Vitamin D Shots - Frequently Asked Questions

Can you take too much vitamin D?

Yes, it is possible to take too much vitamin D. Vitamin D is a fat-soluble vitamin, which means that it can build up in the body and potentially lead to toxic levels if it is consumed in large amounts. Vitamin D toxicity can cause hypercalcemia, a buildup of calcium in your blood. This condition can cause symptoms such as weakness, nausea, vomiting, frequent urination, kidney problems, and more.

How often do you need vitamin D shots?

Frequency of treatment depends on individual circumstances such as the severity of vitamin D deficiency, medical history, and other factors. However, most people may receive 1 – 3 shots over the course of a year.

Are vitamin D shots better than oral supplements?

Yes. Because vitamin D shots are given intramuscularly, the ingredients bypass your digestive system so that the full dose is available to your body for maximum benefits. Vitamin D shots are rapidly available for your cells to use.

What happens if you don’t treat vitamin D deficiency?

Not treating vitamin D deficiency can cause rickets, a rare but treatable condition that causes fatigue, frequent illnesses, depression, and impacts bone and muscle health. In children, vitamin D deficiency can impact normal growth and development.
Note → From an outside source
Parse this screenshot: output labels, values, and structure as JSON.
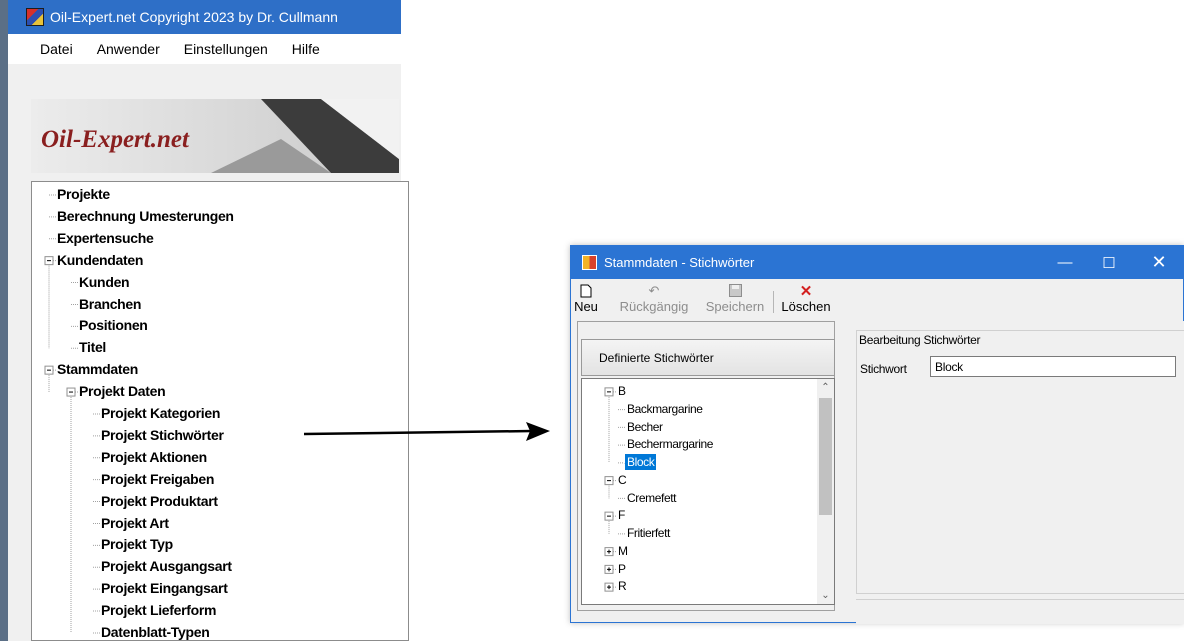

Read more: Vitamin D Shots FAQ


[1] Khazai N, Judd SE, Tangpricha V. Calcium and vitamin D: skeletal and extraskeletal health. Curr Rheumatol Rep. 2008 Apr;10(2):110-7. doi: 10.1007/s11926-008-0020-y. PMID: 18460265; PMCID: PMC2669834.;

[2] Yin K, Agrawal DK. Vitamin D and inflammatory diseases. J Inflamm Res. 2014 May 29;7:69-87. doi: 10.2147/JIR.S63898. PMID: 24971027; PMCID: PMC4070857.;

[3] Webb AR, Kazantzidis A, Kift RC, Farrar MD, Wilkinson J, Rhodes LE. Colour Counts: Sunlight and Skin Type as Drivers of Vitamin D Deficiency at UK Latitudes. Nutrients. 2018 Apr 7;10(4):457. doi: 10.3390/nu10040457. PMID: 29642423; PMCID: PMC5946242.;

[4] Naik MA, Banday KA, Najar MS, Reshi AR, Bhat MA. Vitamin D intoxication presenting as acute renal failure. Indian J Nephrol. 2008 Jul;18(3):125-6. doi: 10.4103/0971-4065.43693. PMID: 20142919; PMCID: PMC2813130.;

[5] Rooney MR, Harnack L, Michos ED, Ogilvie RP, Sempos CT, Lutsey PL. Trends in Use of High-Dose Vitamin D Supplements Exceeding 1000 or 4000 International Units Daily, 1999-2014. JAMA. 2017 Jun 20;317(23):2448-2450. doi: 10.1001/jama.2017.4392. PMID: 28632857; PMCID: PMC5587346.;